WASHINGTON – Federal civil rights lawyers filed suit Wednesday against Meridian, Miss., and other defendants for operating what the government calls a school-to-prison pipeline in which students are denied basic constitutional rights, sent to court and incarcerated for minor school infractions.
The lawsuit says children who talk back to teachers, violate dress codes and commit other minor infractions are handcuffed and sent to a youth court where they are denied their rights.
It's the first time a jurisdiction has been charged under a law designed to protect the due process rights of juveniles in such circumstances.
Also among the defendants were Lauderdale County, judges of the county's Youth Court and the State of Mississippi Division of Youth Services.
About 6,000 mostly African-American students attend grades kindergarten through 12 in a dozen schools in the Lauderdale County School District.
About 86 percent of the district's students are African-American, but all of those referred to the court for violations were minorities, the government suit said.
The federal action came more than two months after the Justice Department warned local and state officials that they had 60 days to cooperate or face a federal lawsuit.
Deputy Assistant Attorney General Roy Austin said Wednesday that Mississippi officials had failed to cooperate with the eight-month investigation.
"We had no choice but to file suit," Austin said, giving examples of what he alleged are unconstitutional actions taken by the school district and court:
• Children are handcuffed and arrested in school and incarcerated for days at a time without a probable cause hearing.
• Children detained wait more than 48 hours for a hearing, in violation of constitution requirements.
• Children make admissions to formal charges without being advised of their Miranda rights.
• Children are not routinely granted legal representation during the juvenile justice process.
Austin said Wednesday that Meridian is not the only location in the country with such a system.

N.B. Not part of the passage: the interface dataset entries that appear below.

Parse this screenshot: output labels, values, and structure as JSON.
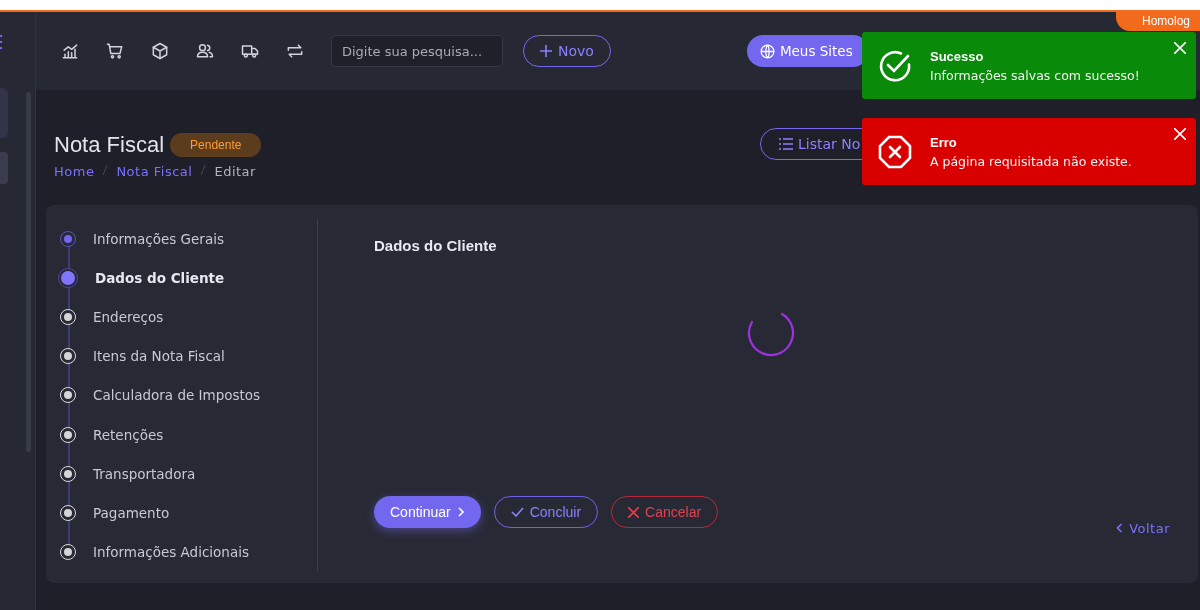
{
  "environment_badge": "Homolog",
  "search": {
    "placeholder": "Digite sua pesquisa..."
  },
  "new_button": "Novo",
  "sites_button": "Meus Sites",
  "page": {
    "title": "Nota Fiscal",
    "status": "Pendente"
  },
  "breadcrumb": [
    {
      "label": "Home",
      "link": true
    },
    {
      "label": "Nota Fiscal",
      "link": true
    },
    {
      "label": "Editar",
      "link": false
    }
  ],
  "list_button": "Listar No",
  "steps": [
    {
      "label": "Informações Gerais",
      "completed": true,
      "selected": false
    },
    {
      "label": "Dados do Cliente",
      "completed": false,
      "selected": true
    },
    {
      "label": "Endereços",
      "completed": false,
      "selected": false
    },
    {
      "label": "Itens da Nota Fiscal",
      "completed": false,
      "selected": false
    },
    {
      "label": "Calculadora de Impostos",
      "completed": false,
      "selected": false
    },
    {
      "label": "Retenções",
      "completed": false,
      "selected": false
    },
    {
      "label": "Transportadora",
      "completed": false,
      "selected": false
    },
    {
      "label": "Pagamento",
      "completed": false,
      "selected": false
    },
    {
      "label": "Informações Adicionais",
      "completed": false,
      "selected": false
    }
  ],
  "section_title": "Dados do Cliente",
  "actions": {
    "continue": "Continuar",
    "finish": "Concluir",
    "cancel": "Cancelar",
    "back": "Voltar"
  },
  "toasts": [
    {
      "kind": "success",
      "title": "Sucesso",
      "message": "Informações salvas com sucesso!"
    },
    {
      "kind": "error",
      "title": "Erro",
      "message": "A página requisitada não existe."
    }
  ]
}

However, he said, it is the only one to date where local authorities have not been fully cooperative with federal investigators.
He pointed to Shelby County, Tennessee, as a school system where complaints had been received but where local officials had been fully cooperative with the Justice Department.
Mississippi officials did not have an immediate response to the lawsuit.